**TASK GOAL**.
Gather every line below where "Visualizza" appears.

##### RECORDS SUPPLIED

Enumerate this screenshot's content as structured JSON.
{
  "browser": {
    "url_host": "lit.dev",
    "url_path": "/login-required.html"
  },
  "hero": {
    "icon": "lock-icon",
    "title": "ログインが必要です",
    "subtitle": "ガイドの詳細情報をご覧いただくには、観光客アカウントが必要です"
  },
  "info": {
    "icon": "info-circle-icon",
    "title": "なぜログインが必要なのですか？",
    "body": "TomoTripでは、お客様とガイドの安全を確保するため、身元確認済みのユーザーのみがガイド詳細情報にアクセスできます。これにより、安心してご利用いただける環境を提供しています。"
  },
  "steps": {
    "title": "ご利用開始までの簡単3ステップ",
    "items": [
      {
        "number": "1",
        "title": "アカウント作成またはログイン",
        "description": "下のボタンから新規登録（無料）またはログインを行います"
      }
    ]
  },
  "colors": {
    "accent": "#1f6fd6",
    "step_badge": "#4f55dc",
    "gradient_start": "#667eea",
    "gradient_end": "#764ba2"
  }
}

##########
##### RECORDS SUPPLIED

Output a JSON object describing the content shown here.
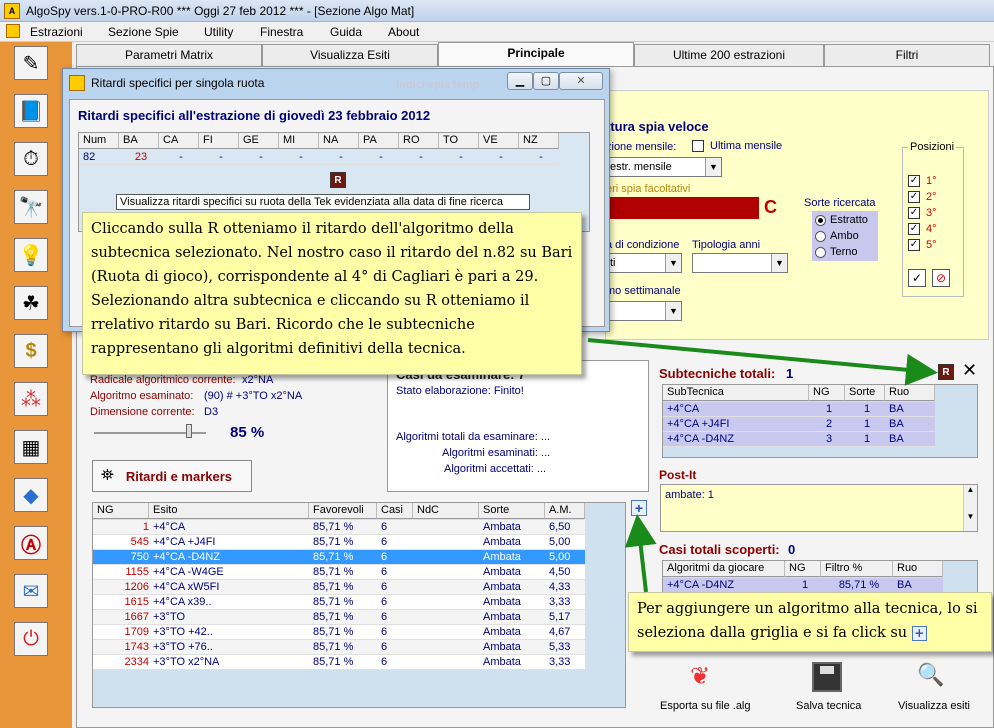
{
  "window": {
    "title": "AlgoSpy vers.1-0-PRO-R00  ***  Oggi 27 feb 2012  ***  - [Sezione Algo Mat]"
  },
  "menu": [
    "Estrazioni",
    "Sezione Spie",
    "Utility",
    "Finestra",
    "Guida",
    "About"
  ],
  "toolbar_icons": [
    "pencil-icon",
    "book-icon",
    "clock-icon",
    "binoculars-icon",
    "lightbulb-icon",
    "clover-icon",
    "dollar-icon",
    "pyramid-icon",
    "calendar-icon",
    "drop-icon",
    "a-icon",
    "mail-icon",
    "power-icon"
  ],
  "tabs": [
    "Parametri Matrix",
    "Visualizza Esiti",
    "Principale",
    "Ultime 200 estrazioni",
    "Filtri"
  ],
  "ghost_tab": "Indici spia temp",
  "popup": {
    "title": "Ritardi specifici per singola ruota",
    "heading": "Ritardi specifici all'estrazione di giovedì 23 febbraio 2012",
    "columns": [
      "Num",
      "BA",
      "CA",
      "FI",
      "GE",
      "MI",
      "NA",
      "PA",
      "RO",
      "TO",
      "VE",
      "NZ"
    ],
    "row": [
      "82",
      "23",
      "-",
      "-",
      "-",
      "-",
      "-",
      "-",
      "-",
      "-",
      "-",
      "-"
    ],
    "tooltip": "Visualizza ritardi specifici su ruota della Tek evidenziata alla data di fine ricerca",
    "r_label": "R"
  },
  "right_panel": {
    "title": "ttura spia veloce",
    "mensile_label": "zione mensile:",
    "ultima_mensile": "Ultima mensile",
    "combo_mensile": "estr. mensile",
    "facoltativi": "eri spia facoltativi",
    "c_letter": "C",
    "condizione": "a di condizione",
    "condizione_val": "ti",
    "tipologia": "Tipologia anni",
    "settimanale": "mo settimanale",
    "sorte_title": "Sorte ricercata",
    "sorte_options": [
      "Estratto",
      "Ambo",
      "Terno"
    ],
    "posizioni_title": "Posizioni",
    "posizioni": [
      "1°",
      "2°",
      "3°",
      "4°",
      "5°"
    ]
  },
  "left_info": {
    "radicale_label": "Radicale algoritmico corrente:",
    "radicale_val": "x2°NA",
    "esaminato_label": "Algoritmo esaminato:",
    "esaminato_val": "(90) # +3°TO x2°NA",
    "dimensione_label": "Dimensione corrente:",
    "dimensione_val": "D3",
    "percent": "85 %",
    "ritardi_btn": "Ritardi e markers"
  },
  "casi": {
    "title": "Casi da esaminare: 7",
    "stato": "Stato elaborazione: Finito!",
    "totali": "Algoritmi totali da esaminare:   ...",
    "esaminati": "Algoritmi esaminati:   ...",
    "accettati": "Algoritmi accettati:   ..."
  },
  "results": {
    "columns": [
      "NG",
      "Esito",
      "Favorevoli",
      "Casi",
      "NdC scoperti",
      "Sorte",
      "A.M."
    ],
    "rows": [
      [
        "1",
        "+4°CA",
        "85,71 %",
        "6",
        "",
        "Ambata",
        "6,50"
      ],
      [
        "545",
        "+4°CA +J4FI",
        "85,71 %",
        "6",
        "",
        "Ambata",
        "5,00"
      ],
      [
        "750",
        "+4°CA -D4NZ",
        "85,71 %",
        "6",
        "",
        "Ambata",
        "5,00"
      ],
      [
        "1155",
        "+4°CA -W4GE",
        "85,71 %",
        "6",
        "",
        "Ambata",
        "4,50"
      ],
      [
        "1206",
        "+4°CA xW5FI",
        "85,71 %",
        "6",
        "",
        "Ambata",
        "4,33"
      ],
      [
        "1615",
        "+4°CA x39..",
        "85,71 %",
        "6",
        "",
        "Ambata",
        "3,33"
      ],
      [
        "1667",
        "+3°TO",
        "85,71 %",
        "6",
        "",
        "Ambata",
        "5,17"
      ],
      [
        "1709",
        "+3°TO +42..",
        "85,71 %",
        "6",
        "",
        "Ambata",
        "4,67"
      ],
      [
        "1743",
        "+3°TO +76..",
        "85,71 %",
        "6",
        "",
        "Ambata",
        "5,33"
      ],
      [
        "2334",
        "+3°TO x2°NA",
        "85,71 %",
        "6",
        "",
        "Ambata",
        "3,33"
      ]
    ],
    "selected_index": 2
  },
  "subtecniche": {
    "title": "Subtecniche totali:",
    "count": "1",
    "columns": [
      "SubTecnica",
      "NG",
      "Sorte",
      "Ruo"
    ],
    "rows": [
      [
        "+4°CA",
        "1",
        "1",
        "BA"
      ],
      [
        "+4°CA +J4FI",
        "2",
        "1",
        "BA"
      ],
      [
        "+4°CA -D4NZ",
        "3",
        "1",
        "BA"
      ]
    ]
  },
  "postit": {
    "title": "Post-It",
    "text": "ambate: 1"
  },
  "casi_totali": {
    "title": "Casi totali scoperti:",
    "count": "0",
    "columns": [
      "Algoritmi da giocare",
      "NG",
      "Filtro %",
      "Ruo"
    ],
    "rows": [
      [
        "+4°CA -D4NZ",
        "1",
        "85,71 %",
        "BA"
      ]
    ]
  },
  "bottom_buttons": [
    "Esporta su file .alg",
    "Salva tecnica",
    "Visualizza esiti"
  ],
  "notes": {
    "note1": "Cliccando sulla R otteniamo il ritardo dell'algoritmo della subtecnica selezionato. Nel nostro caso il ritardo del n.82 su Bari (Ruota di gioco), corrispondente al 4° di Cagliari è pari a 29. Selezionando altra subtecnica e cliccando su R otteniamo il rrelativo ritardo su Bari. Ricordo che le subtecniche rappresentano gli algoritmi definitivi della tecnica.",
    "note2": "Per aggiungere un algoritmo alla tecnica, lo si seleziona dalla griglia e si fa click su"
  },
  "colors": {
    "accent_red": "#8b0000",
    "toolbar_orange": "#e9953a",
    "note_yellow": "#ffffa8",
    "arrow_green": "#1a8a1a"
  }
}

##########

**COMPLETED TASK**.
    "Visualizza Esiti",
    "tooltip": "Visualizza ritardi specifici su ruota della Tek evidenziata alla data di fine ricerca",
    "Visualizza esiti"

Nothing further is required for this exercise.